### What you need to do
All lines holding the word "Soft" are to be copied from the records beneath.
== Segment start ==
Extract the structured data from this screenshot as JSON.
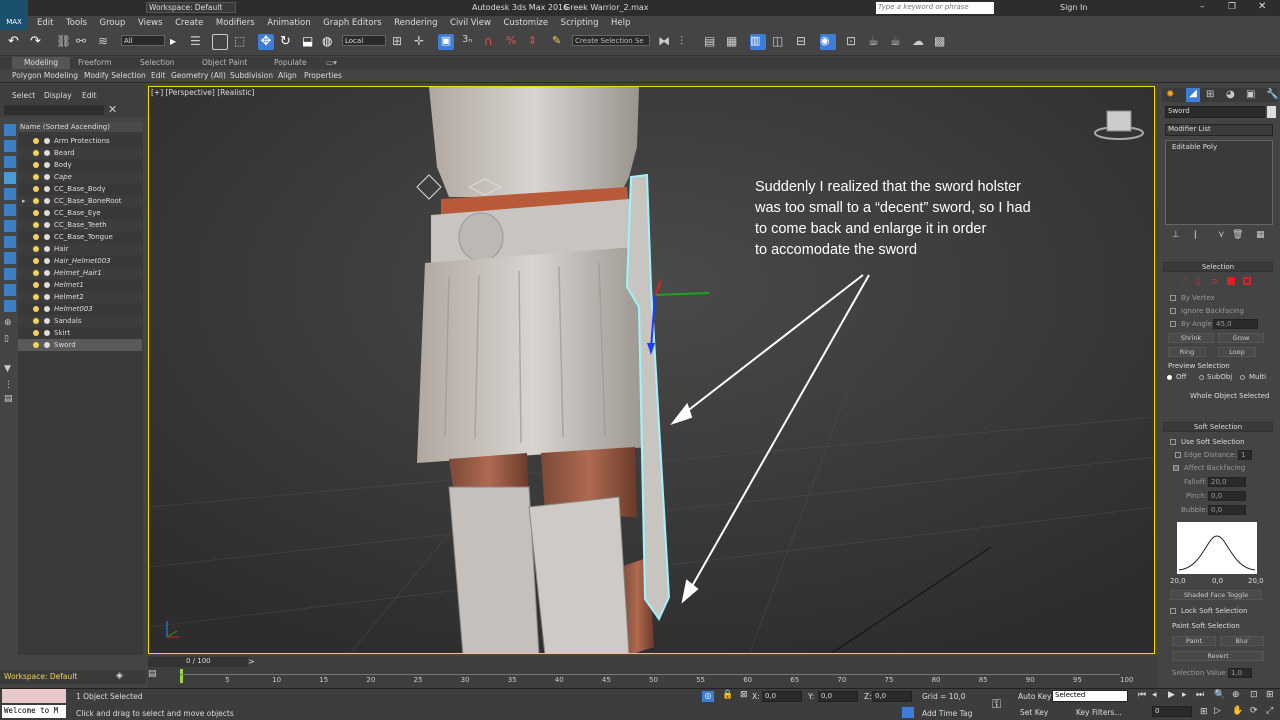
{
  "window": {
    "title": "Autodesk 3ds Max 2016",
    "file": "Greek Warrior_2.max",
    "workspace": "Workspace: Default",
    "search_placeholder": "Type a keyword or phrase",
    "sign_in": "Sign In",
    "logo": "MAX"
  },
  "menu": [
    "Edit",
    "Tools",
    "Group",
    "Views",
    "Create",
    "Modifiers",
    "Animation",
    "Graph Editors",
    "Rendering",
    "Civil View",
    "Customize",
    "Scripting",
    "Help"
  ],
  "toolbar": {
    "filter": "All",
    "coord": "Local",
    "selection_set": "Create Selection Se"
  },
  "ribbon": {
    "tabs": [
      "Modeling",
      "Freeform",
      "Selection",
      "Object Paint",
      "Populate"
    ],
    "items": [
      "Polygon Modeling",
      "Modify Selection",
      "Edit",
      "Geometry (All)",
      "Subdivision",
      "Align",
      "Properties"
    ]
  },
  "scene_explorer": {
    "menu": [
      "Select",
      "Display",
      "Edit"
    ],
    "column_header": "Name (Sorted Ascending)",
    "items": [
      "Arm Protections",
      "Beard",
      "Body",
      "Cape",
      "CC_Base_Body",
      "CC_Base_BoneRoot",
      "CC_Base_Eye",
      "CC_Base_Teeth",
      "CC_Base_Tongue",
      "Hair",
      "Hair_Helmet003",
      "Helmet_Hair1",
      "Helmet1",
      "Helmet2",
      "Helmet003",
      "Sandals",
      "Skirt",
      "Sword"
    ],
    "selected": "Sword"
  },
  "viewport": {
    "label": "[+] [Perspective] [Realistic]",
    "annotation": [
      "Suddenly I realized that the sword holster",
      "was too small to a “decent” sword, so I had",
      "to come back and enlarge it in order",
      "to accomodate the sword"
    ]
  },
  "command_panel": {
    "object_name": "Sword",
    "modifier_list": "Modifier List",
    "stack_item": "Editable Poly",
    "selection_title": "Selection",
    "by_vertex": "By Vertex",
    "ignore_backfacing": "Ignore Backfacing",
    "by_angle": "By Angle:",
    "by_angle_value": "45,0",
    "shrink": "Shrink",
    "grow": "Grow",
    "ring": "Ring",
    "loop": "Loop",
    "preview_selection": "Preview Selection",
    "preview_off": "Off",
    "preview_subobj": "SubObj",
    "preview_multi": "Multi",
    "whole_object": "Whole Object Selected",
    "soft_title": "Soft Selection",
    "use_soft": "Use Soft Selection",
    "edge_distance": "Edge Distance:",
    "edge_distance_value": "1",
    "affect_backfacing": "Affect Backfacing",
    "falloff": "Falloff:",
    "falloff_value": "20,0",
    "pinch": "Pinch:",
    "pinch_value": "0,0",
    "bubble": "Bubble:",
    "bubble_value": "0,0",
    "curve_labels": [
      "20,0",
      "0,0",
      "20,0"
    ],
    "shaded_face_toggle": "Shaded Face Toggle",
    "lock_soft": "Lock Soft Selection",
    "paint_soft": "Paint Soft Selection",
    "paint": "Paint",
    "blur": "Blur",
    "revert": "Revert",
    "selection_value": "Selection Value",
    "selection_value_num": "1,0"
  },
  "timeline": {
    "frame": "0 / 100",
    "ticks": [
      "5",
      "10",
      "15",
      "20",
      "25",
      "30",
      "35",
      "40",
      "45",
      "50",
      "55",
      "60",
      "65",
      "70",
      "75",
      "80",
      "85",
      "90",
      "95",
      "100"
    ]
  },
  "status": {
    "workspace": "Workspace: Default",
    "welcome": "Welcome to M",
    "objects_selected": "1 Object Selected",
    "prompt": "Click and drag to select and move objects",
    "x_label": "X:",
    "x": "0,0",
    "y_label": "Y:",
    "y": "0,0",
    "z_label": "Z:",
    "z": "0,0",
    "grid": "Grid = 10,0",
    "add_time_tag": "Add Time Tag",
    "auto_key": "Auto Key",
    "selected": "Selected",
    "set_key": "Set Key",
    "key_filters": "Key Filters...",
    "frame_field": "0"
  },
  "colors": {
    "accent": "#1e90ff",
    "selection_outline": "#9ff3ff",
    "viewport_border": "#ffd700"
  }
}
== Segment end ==
### Task response
    "soft_title": "Soft Selection",
    "use_soft": "Use Soft Selection",
    "lock_soft": "Lock Soft Selection",
    "paint_soft": "Paint Soft Selection",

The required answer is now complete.